╭─ Available records
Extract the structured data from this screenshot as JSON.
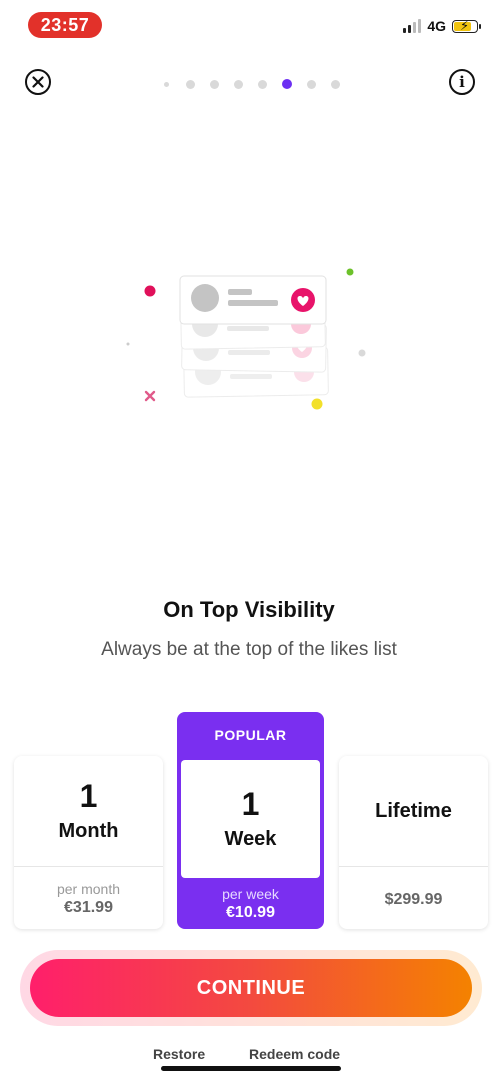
{
  "status_bar": {
    "time": "23:57",
    "network": "4G"
  },
  "header": {
    "steps_total": 8,
    "active_step": 6
  },
  "icons": {
    "close": "close-circle-icon",
    "info": "info-circle-icon",
    "heart": "heart-icon"
  },
  "colors": {
    "accent": "#7a2ff0",
    "gradient_start": "#ff1f6b",
    "gradient_end": "#f48200",
    "status_pill": "#e2312a"
  },
  "feature": {
    "title": "On Top Visibility",
    "subtitle": "Always be at the top of the likes list"
  },
  "plans": [
    {
      "number": "1",
      "unit": "Month",
      "per": "per month",
      "price": "€31.99"
    },
    {
      "badge": "POPULAR",
      "number": "1",
      "unit": "Week",
      "per": "per week",
      "price": "€10.99",
      "selected": true
    },
    {
      "label": "Lifetime",
      "price": "$299.99"
    }
  ],
  "cta": {
    "label": "CONTINUE"
  },
  "footer": {
    "restore": "Restore",
    "redeem": "Redeem code"
  }
}
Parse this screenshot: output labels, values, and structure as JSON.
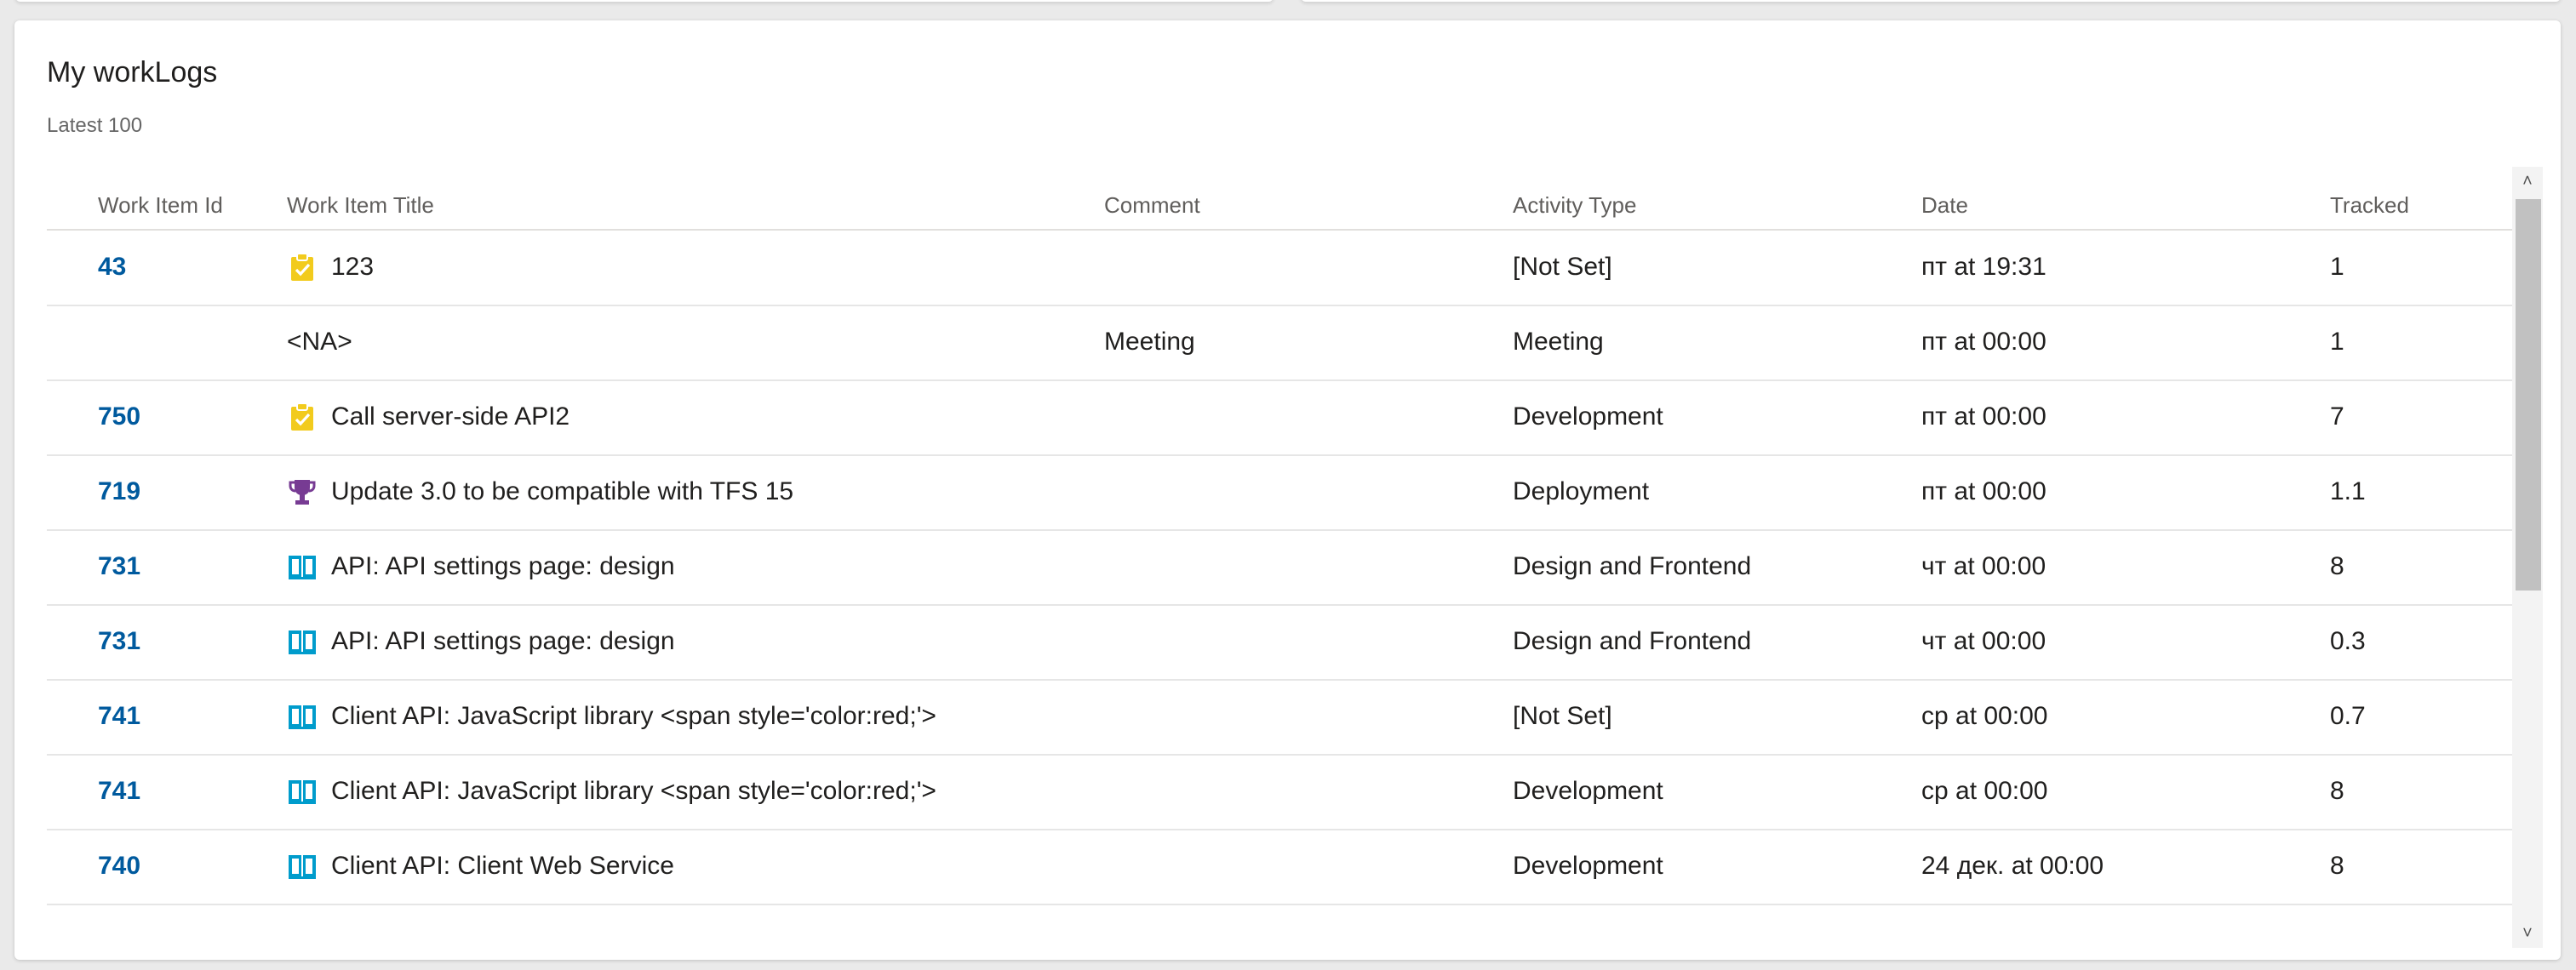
{
  "widget": {
    "title": "My workLogs",
    "subtitle": "Latest 100"
  },
  "table": {
    "headers": {
      "id": "Work Item Id",
      "title": "Work Item Title",
      "comment": "Comment",
      "activity": "Activity Type",
      "date": "Date",
      "tracked": "Tracked"
    },
    "rows": [
      {
        "id": "43",
        "icon": "task-icon",
        "title": "123",
        "comment": "",
        "activity": "[Not Set]",
        "date": "пт at 19:31",
        "tracked": "1"
      },
      {
        "id": "",
        "icon": "",
        "title": "<NA>",
        "comment": "Meeting",
        "activity": "Meeting",
        "date": "пт at 00:00",
        "tracked": "1"
      },
      {
        "id": "750",
        "icon": "task-icon",
        "title": "Call server-side API2",
        "comment": "",
        "activity": "Development",
        "date": "пт at 00:00",
        "tracked": "7"
      },
      {
        "id": "719",
        "icon": "trophy-icon",
        "title": "Update 3.0 to be compatible with TFS 15",
        "comment": "",
        "activity": "Deployment",
        "date": "пт at 00:00",
        "tracked": "1.1"
      },
      {
        "id": "731",
        "icon": "book-icon",
        "title": "API: API settings page: design",
        "comment": "",
        "activity": "Design and Frontend",
        "date": "чт at 00:00",
        "tracked": "8"
      },
      {
        "id": "731",
        "icon": "book-icon",
        "title": "API: API settings page: design",
        "comment": "",
        "activity": "Design and Frontend",
        "date": "чт at 00:00",
        "tracked": "0.3"
      },
      {
        "id": "741",
        "icon": "book-icon",
        "title": "Client API: JavaScript library <span style='color:red;'>",
        "comment": "",
        "activity": "[Not Set]",
        "date": "ср at 00:00",
        "tracked": "0.7"
      },
      {
        "id": "741",
        "icon": "book-icon",
        "title": "Client API: JavaScript library <span style='color:red;'>",
        "comment": "",
        "activity": "Development",
        "date": "ср at 00:00",
        "tracked": "8"
      },
      {
        "id": "740",
        "icon": "book-icon",
        "title": "Client API: Client Web Service",
        "comment": "",
        "activity": "Development",
        "date": "24 дек. at 00:00",
        "tracked": "8"
      }
    ]
  },
  "colors": {
    "id_link": "#005a9e",
    "task_icon": "#f2cb1d",
    "trophy_icon": "#773b93",
    "book_icon": "#009ccc"
  }
}
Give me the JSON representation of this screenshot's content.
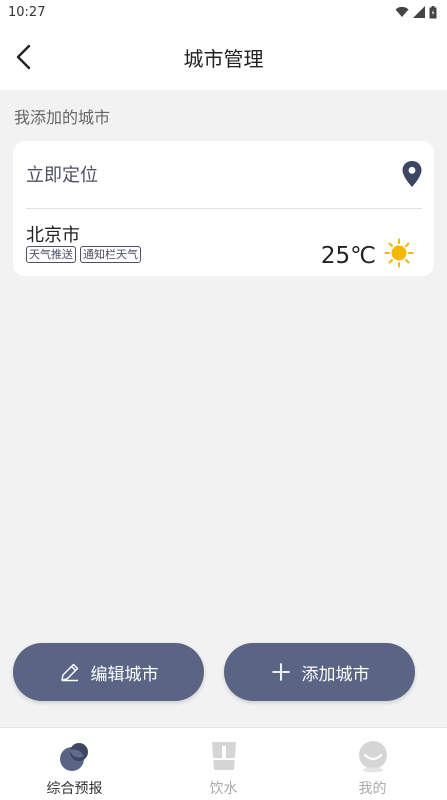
{
  "status": {
    "time": "10:27"
  },
  "header": {
    "title": "城市管理"
  },
  "section_label": "我添加的城市",
  "locate": {
    "label": "立即定位"
  },
  "city": {
    "name": "北京市",
    "tags": [
      "天气推送",
      "通知栏天气"
    ],
    "temperature": "25℃"
  },
  "actions": {
    "edit_label": "编辑城市",
    "add_label": "添加城市"
  },
  "tabs": [
    {
      "label": "综合预报",
      "icon": "forecast-icon",
      "active": true
    },
    {
      "label": "饮水",
      "icon": "water-icon",
      "active": false
    },
    {
      "label": "我的",
      "icon": "profile-icon",
      "active": false
    }
  ],
  "colors": {
    "accent": "#5a6585",
    "sun": "#f5b800",
    "background": "#f2f2f2"
  }
}
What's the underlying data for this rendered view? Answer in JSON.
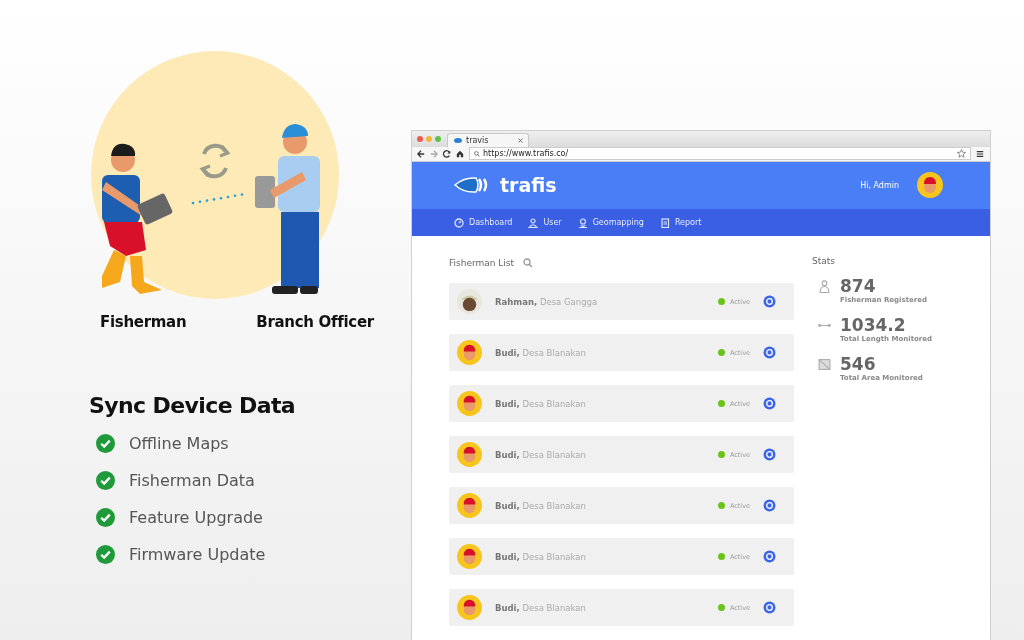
{
  "illustration": {
    "labels": [
      "Fisherman",
      "Branch Officer"
    ]
  },
  "feature": {
    "title": "Sync Device Data",
    "items": [
      {
        "label": "Offline Maps",
        "checked": true
      },
      {
        "label": "Fisherman Data",
        "checked": true
      },
      {
        "label": "Feature Upgrade",
        "checked": true
      },
      {
        "label": "Firmware Update",
        "checked": true
      }
    ]
  },
  "browser": {
    "tab_title": "travis",
    "url": "https://www.trafis.co/"
  },
  "app": {
    "brand": "trafis",
    "greeting": "Hi, Admin",
    "nav": [
      {
        "label": "Dashboard",
        "kind": "dashboard"
      },
      {
        "label": "User",
        "kind": "user"
      },
      {
        "label": "Geomapping",
        "kind": "geo"
      },
      {
        "label": "Report",
        "kind": "report"
      }
    ],
    "list_title": "Fisherman List",
    "fishermen": [
      {
        "name": "Rahman,",
        "village": "Desa Gangga",
        "status": "Active",
        "kind": "photo"
      },
      {
        "name": "Budi,",
        "village": "Desa Blanakan",
        "status": "Active",
        "kind": "cartoon"
      },
      {
        "name": "Budi,",
        "village": "Desa Blanakan",
        "status": "Active",
        "kind": "cartoon"
      },
      {
        "name": "Budi,",
        "village": "Desa Blanakan",
        "status": "Active",
        "kind": "cartoon"
      },
      {
        "name": "Budi,",
        "village": "Desa Blanakan",
        "status": "Active",
        "kind": "cartoon"
      },
      {
        "name": "Budi,",
        "village": "Desa Blanakan",
        "status": "Active",
        "kind": "cartoon"
      },
      {
        "name": "Budi,",
        "village": "Desa Blanakan",
        "status": "Active",
        "kind": "cartoon"
      }
    ],
    "stats_title": "Stats",
    "stats": [
      {
        "kind": "person",
        "value": "874",
        "label": "Fisherman Registered"
      },
      {
        "kind": "length",
        "value": "1034.2",
        "label": "Total Length Monitored"
      },
      {
        "kind": "area",
        "value": "546",
        "label": "Total Area Monitored"
      }
    ]
  }
}
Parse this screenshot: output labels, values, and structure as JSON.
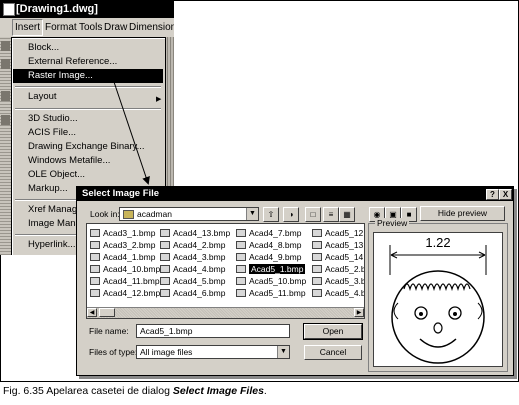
{
  "app": {
    "window_title": "[Drawing1.dwg]"
  },
  "menubar": [
    "Insert",
    "Format",
    "Tools",
    "Draw",
    "Dimension"
  ],
  "insert_menu": {
    "items": [
      {
        "label": "Block...",
        "group": 1
      },
      {
        "label": "External Reference...",
        "group": 1
      },
      {
        "label": "Raster Image...",
        "group": 1,
        "selected": true
      },
      {
        "label": "Layout",
        "group": 2,
        "submenu": true
      },
      {
        "label": "3D Studio...",
        "group": 3
      },
      {
        "label": "ACIS File...",
        "group": 3
      },
      {
        "label": "Drawing Exchange Binary...",
        "group": 3
      },
      {
        "label": "Windows Metafile...",
        "group": 3
      },
      {
        "label": "OLE Object...",
        "group": 3
      },
      {
        "label": "Markup...",
        "group": 3
      },
      {
        "label": "Xref Manager",
        "group": 4
      },
      {
        "label": "Image Manager",
        "group": 4
      },
      {
        "label": "Hyperlink...",
        "group": 5
      }
    ]
  },
  "dialog": {
    "title": "Select Image File",
    "title_buttons": [
      "?",
      "X"
    ],
    "look_in_label": "Look in:",
    "look_in_value": "acadman",
    "hide_preview_label": "Hide preview",
    "files_columns": [
      [
        "Acad3_1.bmp",
        "Acad3_2.bmp",
        "Acad4_1.bmp",
        "Acad4_10.bmp",
        "Acad4_11.bmp",
        "Acad4_12.bmp"
      ],
      [
        "Acad4_13.bmp",
        "Acad4_2.bmp",
        "Acad4_3.bmp",
        "Acad4_4.bmp",
        "Acad4_5.bmp",
        "Acad4_6.bmp"
      ],
      [
        "Acad4_7.bmp",
        "Acad4_8.bmp",
        "Acad4_9.bmp",
        "Acad5_1.bmp",
        "Acad5_10.bmp",
        "Acad5_11.bmp"
      ],
      [
        "Acad5_12.",
        "Acad5_13.",
        "Acad5_14.",
        "Acad5_2.b",
        "Acad5_3.b",
        "Acad5_4.b"
      ]
    ],
    "selected_file": "Acad5_1.bmp",
    "file_name_label": "File name:",
    "file_name_value": "Acad5_1.bmp",
    "files_of_type_label": "Files of type:",
    "files_of_type_value": "All image files",
    "open_label": "Open",
    "cancel_label": "Cancel",
    "preview_label": "Preview",
    "preview_dimension": "1.22"
  },
  "caption": {
    "prefix": "Fig. 6.35 Apelarea casetei de dialog ",
    "emphasis": "Select Image Files",
    "suffix": "."
  }
}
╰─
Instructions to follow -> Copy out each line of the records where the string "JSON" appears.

Answer box ->
Extract the structured data from this screenshot as JSON.
Parse this screenshot: output labels, values, and structure as JSON.
Give me the JSON representation of this screenshot's content.
What's the underlying data for this rendered view? Answer in JSON.
Parse this screenshot: output labels, values, and structure as JSON.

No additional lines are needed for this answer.